"The American people are frustrated, especially when those
who have served our country in uniform have been treated the way
they have and God forbid, who have perished because of the mess
at the VA," Cantor said at a news conference.
Eric Shinseki, secretary of the department, has faced calls
for his resignation over the allegations, but so far President
Barack Obama has resisted the demands and assigned a top White
House aide to help the department deal with the problem.
The House bill would give Shinseki "greater authority to
fire employees ... due to poor performance in the same manner a
member of Congress can remove a member of their staff,"
according to a summary on the House Veterans' Affairs Committee
The department's "widespread and systemic lack of
accountability for senior executives is exacerbating all of its
most pressing problems," the website said, explaining the need
for the bill.
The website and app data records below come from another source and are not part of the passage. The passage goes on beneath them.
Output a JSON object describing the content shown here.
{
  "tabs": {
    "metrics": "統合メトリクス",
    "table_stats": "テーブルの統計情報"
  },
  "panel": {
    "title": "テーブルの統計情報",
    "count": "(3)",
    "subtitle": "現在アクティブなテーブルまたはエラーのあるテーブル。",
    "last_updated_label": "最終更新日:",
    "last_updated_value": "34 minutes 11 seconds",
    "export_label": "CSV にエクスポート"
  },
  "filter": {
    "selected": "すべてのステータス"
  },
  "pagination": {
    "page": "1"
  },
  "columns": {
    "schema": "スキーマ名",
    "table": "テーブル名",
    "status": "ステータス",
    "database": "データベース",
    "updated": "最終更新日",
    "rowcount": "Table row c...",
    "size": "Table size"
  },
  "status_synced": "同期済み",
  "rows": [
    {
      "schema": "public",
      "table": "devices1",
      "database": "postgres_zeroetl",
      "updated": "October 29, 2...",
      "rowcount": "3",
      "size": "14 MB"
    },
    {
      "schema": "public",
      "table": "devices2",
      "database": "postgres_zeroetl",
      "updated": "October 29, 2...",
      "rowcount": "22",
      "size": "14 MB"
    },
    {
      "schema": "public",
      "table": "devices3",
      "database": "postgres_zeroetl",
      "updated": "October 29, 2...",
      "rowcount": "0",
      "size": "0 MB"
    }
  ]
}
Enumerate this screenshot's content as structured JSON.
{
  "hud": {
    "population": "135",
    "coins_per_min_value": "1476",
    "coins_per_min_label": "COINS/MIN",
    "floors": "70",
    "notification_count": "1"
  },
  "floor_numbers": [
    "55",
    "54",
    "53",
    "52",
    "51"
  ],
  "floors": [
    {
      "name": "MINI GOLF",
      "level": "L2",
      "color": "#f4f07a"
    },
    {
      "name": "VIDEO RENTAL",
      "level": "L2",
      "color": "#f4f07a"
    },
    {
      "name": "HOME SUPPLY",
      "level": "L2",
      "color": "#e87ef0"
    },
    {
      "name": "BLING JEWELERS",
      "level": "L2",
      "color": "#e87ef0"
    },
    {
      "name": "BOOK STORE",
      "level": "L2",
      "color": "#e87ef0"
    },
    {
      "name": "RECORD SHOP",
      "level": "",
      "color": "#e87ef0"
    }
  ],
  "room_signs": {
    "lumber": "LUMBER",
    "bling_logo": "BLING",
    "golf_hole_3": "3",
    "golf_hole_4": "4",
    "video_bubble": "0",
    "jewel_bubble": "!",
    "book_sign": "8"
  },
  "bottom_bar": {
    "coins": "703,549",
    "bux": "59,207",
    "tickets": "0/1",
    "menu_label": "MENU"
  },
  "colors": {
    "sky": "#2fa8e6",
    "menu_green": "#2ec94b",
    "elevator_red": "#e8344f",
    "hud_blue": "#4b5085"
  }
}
It said department senior executives who had presided over
recent negligence have been more likely to receive a bonus than
punishment. The legislation, introduced in February, is
sponsored by Representative Jeff Miller, Republican chairman of
the Veterans Affairs Committee, and has over 100 co-sponsors,
including some Democrats.
It is expected to be considered on the House floor Thursday.
The VA has put three senior officials in Phoenix on
administrative leave amid accusations that VA medical facilities
there covered up long wait times for patients, including 40 who
died while awaiting care.
Allegations have been made about similar cover-up schemes at
VA medical facilities in at least seven other cities.
The Senior Executives Association, which advocates for
career federal executives, has warned Miller's bill could
politicize the department's work force by making it easier to
fire executives without the due process normally accorded to
members of the career civil service.
The White House said Monday that Obama will speak out soon
about the reports of healthcare delays at the agency, which runs
the largest U.S. healthcare group, overseeing some 1,700
hospitals, clinics, nursing homes and other facilities.
(Reporting by Susan Cornwell; Editing by Bernadette Baum)